Where the string "text" appears in a line of the material below, copy that line.
(Available records begins)
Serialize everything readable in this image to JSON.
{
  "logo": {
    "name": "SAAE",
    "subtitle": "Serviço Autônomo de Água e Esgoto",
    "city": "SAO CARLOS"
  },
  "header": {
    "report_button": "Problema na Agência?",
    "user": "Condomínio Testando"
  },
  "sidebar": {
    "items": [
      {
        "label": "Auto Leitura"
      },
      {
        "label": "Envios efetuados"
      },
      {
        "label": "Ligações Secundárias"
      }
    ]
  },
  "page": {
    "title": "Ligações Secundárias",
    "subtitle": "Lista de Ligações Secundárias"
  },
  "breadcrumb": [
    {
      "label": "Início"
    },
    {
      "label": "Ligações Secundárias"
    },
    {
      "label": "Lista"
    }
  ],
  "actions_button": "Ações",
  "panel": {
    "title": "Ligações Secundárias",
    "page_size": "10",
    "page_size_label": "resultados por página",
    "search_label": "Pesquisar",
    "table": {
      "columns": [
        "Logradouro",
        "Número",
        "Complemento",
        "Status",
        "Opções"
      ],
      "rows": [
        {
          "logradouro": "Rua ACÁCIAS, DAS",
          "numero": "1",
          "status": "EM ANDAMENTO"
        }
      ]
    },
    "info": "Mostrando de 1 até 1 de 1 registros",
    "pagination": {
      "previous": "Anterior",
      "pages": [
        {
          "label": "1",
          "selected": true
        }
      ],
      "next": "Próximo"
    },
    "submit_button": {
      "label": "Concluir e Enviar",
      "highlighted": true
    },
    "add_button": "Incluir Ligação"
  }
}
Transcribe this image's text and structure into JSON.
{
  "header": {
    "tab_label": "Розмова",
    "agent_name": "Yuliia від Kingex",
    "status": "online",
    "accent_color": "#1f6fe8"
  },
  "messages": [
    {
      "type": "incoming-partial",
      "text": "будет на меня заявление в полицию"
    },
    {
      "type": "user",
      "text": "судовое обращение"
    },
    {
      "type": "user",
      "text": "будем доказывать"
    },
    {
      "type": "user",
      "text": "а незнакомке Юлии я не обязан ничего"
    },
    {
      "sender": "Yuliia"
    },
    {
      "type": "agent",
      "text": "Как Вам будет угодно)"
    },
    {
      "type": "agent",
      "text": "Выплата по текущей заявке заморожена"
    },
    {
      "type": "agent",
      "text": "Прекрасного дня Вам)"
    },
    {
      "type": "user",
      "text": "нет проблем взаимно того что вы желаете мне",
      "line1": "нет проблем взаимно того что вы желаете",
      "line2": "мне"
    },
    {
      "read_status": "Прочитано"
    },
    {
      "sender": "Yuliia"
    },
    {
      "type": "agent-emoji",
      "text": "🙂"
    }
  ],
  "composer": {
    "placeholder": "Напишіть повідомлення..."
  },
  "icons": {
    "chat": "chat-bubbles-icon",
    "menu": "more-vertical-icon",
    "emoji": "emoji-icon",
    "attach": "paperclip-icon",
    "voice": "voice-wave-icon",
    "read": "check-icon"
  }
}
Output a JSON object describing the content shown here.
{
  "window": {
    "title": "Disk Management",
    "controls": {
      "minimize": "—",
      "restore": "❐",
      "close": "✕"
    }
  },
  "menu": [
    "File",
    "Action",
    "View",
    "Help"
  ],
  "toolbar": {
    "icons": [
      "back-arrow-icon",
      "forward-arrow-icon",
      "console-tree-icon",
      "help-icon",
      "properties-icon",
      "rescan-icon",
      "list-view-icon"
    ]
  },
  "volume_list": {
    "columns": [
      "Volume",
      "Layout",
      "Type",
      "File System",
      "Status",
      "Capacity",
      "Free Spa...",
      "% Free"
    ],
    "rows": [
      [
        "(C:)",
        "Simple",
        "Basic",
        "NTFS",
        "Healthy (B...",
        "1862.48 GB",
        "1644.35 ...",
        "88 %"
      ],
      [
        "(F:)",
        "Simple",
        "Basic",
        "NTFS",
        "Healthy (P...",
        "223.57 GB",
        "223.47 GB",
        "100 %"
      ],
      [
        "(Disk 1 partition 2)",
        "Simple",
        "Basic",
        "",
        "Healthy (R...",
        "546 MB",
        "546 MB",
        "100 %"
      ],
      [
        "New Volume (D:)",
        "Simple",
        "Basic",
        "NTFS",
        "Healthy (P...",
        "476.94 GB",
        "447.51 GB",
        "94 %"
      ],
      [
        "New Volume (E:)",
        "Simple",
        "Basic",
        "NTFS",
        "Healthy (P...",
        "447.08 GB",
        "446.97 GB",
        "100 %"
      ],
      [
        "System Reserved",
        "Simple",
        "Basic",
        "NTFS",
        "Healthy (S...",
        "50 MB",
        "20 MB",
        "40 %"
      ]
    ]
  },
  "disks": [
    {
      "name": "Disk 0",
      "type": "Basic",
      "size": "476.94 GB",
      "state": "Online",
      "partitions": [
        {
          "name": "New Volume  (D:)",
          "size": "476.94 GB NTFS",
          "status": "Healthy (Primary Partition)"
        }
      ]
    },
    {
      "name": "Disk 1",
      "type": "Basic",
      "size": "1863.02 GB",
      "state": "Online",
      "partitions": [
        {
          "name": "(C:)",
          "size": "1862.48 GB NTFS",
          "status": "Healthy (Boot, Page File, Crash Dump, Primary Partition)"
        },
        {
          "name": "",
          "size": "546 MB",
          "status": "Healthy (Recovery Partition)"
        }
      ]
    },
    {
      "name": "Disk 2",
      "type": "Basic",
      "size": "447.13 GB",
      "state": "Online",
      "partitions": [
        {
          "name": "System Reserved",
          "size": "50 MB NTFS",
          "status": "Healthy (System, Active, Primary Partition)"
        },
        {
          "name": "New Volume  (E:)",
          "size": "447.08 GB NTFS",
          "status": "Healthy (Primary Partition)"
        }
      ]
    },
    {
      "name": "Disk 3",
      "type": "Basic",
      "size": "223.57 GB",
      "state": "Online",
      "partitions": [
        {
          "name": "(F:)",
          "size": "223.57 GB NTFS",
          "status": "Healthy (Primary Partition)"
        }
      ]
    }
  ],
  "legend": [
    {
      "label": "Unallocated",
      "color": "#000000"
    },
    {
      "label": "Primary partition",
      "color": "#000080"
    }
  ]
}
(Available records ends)
• [Result of this task]
Transcribe this image's text and structure into JSON.
      "text": "будет на меня заявление в полицию"
      "text": "судовое обращение"
      "text": "будем доказывать"
      "text": "а незнакомке Юлии я не обязан ничего"
      "text": "Как Вам будет угодно)"
      "text": "Выплата по текущей заявке заморожена"
      "text": "Прекрасного дня Вам)"
      "text": "нет проблем взаимно того что вы желаете мне",
      "text": "🙂"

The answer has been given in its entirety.